WISCONSIN DELLS - At this year's annual statewide Drug Endangered Children (DEC) Conference in Wisconsin Dells this week, the Wisconsin Alliance for Drug Endangered Children (DEC) recognized three counties and the Oneida Tribe for their efforts in organizing and developing community programs to respond to the needs of drug endangered children. 

 

Drug endangered children are those children who suffer physical or psychological harm or neglect resulting either from exposure to illegal drugs or persons under the influence of illegal drugs, or from exposure to dangerous environments where drugs are being manufactured. In Wisconsin individual Drug Endangered Children programs are often formed at the county level. 

 

Counties recognized this year included: Portage, Milwaukee and Racine. In addition, the Oneida Tribe was recognized. 

 

The DEC programs being recognized this year were each developed based on the needs and resources of their respective community. A key part of each of these programs involves educating the community on the needs and resources needed to provide services to drug endangered children. 

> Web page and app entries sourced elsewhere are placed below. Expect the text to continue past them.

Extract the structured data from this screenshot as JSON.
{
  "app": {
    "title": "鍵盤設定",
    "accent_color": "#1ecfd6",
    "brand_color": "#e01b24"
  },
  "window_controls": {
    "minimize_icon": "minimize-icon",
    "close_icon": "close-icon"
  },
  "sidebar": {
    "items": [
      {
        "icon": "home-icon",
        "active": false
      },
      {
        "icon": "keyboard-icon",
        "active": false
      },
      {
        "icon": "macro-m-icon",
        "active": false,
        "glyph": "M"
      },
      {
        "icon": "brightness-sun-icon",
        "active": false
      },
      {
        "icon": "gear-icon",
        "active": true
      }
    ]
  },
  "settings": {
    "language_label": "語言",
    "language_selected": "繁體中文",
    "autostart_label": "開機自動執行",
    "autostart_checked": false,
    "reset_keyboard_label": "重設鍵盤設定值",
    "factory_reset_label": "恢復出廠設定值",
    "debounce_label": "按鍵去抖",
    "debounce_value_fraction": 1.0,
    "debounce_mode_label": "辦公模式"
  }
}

In addition, two other individuals will be recognized for their work with the DEC Program. Sue Reetz will be recognized for her video production of "Living in Shadows" and Gina Mattheisen will be recognized for her "Sweet Dreams" Project. 

 

The video production "Living in Shadows" is about children who have been victimized by growing up in an environment surrounded by drug abuse. The children tell their story through the video. The video is broken down into chapters and comes with a facilitator's guide. It is often used as a resource to educate people about drug endangered children. 

 

Project "Sweet Dreams" was an inspiration of Gina Mattheisen's. Last year Gina collected donations of pajamas, slippers, books and stuffed animals. Each pair of pajamas was placed in a pillowcase and labeled for a girl or boy with the size listed. As a result of her efforts in the Marshfield area Mattheisen collected 1,500 pairs of pajamas, which were distributed to active DEC programs across the state. "Mattheisen's 'Sweet Dreams' project shows how just one community can make a difference," said Wisconsin Attorney General J.B. Van Hollen. 

 

A representative of each county and tribal DEC program was at the conference to receive a plaque recognizing the establishment of the program. 

This year's conference focused on:

  • Making Our Efforts Efficient: Substantiating Cases and Stopping the Cycle
  • The Nature of Nurture: Biology, Environment and the Drug-Exposed Child
  • Targeting Our Efforts: Drug Trends in Wisconsin 

On behalf of the Wisconsin DEC Alliance, Attorney General J.B. Van Hollen, Corrections Secretary Rick Raemisch, Acting United States Attorney Stephen Sinnott, Dennis Schuh of the Wisconsin Office of Justice Assistance and Kim Eithun-Harshner of the Department of Children and Families presented the plaques. 

 

A DEC program is a multidisciplinary team often comprised of members from law enforcement, human services, prosecutors, the medical community, the health department, and probation and parole. Other participants may include schools, treatment centers, non-profit groups, faith-based organizations and community members. 

 

Through the DEC program, organizations within a community work together to enhance their response to the immediate needs of drug endangered children and to gather adequate evidence to substantiate prosecution of appropriate endangerment and other charges. Each county is unique, and specific regional needs and available resources influence the type of DEC program each county implements. 

 

The DEC initiative in Wisconsin began in November 2004, when a multidisciplinary focus group met to discuss the national DEC program. A statewide steering committee was formed with approximately 20 members from various disciplines. In 2005, members of the national DEC alliance provided basic DEC training for approximately 600 people in Wisconsin. The Wisconsin Alliance provided guidance to counties in the development of their DEC programs, sponsors an annual statewide DEC conference, and has developed a website for use as a DEC resource. For further information about the Wisconsin DEC Alliance, visit http://www.wisconsindec.org

 

The conference is sponsored by:  Wisconsin DEC Alliance, Wisconsin Department of Justice, Wisconsin Department of Children and Families, Wisconsin Office of Justice Assistance, U.S. Attorney's Offices for the Western & Eastern Districts of Wisconsin and the Marathon County Sheriff's Department.